The Fair Housing Rights Act of 1968 made it easier for people of color to gain access to available homes and apartments. However, Michigan residents of color may find that they still struggle to be treated equally when it comes to finding housing. It is a remnant of ideas that began after slavery ended and the country came back together as one.

In the 1930s and 1940s, neighborhoods where African-Americans lived would be shaded as red to signify that they were hazardous to be in. These are areas where banks would refuse to lend or would leave entirely, and insurance companies and other businesses are also non-existent in areas that were once labeled as a hazard to occupy. One way to put a stop to discriminatory housing practices is to report them. Of an estimated 4 million violations that occur in America each year, only 29,000 are reported.

Education can also be a powerful tool to stopping discrimination from happening. It can help an individual realize when he or she is being discriminated against or when a person sees it happen to someone else. In some cases, an individual will be a victim of discrimination even when someone is smiling and seemingly being helpful to that person.

It is generally illegal for a landlord or homeowner to discriminate against a person based on race, national origin or because he or she has a child. Those who are not shown an apartment or not given an opportunity to look at a home may wish to take legal action. This may be done with the assistance of an attorney.
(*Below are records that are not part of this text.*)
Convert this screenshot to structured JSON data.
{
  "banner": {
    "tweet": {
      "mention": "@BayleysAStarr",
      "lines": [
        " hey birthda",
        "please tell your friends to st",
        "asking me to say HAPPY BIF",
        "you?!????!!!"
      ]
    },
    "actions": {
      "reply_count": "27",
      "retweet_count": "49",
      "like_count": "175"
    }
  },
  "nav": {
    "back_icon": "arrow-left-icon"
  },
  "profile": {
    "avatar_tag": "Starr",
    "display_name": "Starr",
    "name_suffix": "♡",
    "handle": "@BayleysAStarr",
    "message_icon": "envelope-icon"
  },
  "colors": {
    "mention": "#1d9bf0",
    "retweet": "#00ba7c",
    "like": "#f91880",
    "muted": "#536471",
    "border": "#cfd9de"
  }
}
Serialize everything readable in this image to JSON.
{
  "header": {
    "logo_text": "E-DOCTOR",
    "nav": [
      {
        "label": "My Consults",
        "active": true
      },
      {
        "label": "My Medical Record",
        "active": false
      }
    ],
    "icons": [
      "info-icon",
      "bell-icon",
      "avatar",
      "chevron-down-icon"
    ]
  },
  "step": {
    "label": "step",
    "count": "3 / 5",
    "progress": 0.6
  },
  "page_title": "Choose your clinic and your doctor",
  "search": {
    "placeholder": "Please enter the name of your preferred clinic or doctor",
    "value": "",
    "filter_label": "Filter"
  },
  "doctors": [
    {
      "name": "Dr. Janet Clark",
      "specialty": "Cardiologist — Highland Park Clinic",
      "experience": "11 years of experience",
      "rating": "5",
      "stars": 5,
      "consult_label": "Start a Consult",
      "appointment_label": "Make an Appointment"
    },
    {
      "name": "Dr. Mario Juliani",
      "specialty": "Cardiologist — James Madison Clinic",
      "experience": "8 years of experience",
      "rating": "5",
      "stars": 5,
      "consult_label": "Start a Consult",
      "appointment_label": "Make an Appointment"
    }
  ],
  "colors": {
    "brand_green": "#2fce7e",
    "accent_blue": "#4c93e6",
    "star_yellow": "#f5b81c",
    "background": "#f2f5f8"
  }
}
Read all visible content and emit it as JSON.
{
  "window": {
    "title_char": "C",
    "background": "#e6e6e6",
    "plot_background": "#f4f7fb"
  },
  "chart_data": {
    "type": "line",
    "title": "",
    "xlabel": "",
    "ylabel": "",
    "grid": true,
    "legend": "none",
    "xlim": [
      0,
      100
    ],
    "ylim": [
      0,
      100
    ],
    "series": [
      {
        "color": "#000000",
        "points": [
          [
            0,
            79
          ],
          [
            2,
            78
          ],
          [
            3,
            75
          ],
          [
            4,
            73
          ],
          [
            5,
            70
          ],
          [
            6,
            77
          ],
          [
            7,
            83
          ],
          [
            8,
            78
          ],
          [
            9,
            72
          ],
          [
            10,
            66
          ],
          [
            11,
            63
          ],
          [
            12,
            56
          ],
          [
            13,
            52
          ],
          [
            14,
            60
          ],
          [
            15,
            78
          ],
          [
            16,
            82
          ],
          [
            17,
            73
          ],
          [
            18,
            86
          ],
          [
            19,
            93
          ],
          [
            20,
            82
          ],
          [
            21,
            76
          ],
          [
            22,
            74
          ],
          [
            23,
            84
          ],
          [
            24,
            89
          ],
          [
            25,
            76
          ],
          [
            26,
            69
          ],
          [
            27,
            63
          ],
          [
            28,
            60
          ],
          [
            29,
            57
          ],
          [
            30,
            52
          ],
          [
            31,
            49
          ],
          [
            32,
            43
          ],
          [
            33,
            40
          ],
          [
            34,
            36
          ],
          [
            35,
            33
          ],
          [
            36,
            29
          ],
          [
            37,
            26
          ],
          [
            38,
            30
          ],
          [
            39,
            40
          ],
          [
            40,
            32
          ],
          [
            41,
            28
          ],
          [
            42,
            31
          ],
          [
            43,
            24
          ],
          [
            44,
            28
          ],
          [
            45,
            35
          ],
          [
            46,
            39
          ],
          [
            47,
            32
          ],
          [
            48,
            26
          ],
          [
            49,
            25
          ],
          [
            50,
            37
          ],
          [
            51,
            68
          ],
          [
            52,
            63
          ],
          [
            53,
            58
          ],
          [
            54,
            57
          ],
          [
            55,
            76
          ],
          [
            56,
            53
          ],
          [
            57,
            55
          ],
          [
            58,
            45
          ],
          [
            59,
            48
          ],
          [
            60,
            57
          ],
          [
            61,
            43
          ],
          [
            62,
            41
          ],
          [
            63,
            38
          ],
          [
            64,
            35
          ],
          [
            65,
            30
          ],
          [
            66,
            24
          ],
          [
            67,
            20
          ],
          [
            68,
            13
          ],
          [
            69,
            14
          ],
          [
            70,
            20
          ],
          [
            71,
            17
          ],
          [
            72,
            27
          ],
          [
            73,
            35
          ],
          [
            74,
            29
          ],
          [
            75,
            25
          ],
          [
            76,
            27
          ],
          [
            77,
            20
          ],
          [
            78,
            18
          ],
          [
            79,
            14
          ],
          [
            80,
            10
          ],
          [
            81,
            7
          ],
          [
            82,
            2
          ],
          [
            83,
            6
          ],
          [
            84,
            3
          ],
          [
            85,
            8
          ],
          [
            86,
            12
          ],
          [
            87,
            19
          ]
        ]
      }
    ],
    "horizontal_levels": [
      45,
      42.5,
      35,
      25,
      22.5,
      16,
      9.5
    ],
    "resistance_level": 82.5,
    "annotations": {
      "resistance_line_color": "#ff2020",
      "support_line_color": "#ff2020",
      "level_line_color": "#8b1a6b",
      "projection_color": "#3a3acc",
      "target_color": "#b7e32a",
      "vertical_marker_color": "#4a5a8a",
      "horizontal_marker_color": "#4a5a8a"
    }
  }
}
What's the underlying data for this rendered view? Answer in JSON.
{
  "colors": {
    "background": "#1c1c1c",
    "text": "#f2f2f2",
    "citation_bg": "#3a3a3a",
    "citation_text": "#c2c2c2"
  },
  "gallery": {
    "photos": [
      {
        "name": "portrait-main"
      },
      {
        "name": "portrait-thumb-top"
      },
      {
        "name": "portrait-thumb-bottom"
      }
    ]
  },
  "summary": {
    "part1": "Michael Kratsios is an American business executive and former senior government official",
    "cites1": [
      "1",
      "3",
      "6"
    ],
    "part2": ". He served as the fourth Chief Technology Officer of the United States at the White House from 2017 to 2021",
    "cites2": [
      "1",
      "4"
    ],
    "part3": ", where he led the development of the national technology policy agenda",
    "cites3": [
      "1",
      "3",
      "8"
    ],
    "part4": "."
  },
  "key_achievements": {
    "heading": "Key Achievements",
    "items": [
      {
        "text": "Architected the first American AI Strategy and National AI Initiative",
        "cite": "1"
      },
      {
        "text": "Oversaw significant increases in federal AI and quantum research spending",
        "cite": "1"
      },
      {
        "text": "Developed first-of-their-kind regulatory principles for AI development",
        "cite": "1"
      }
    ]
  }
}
If a claim is successful, a victim may be entitled to compensation. Cases may be resolved in court or through less formal means.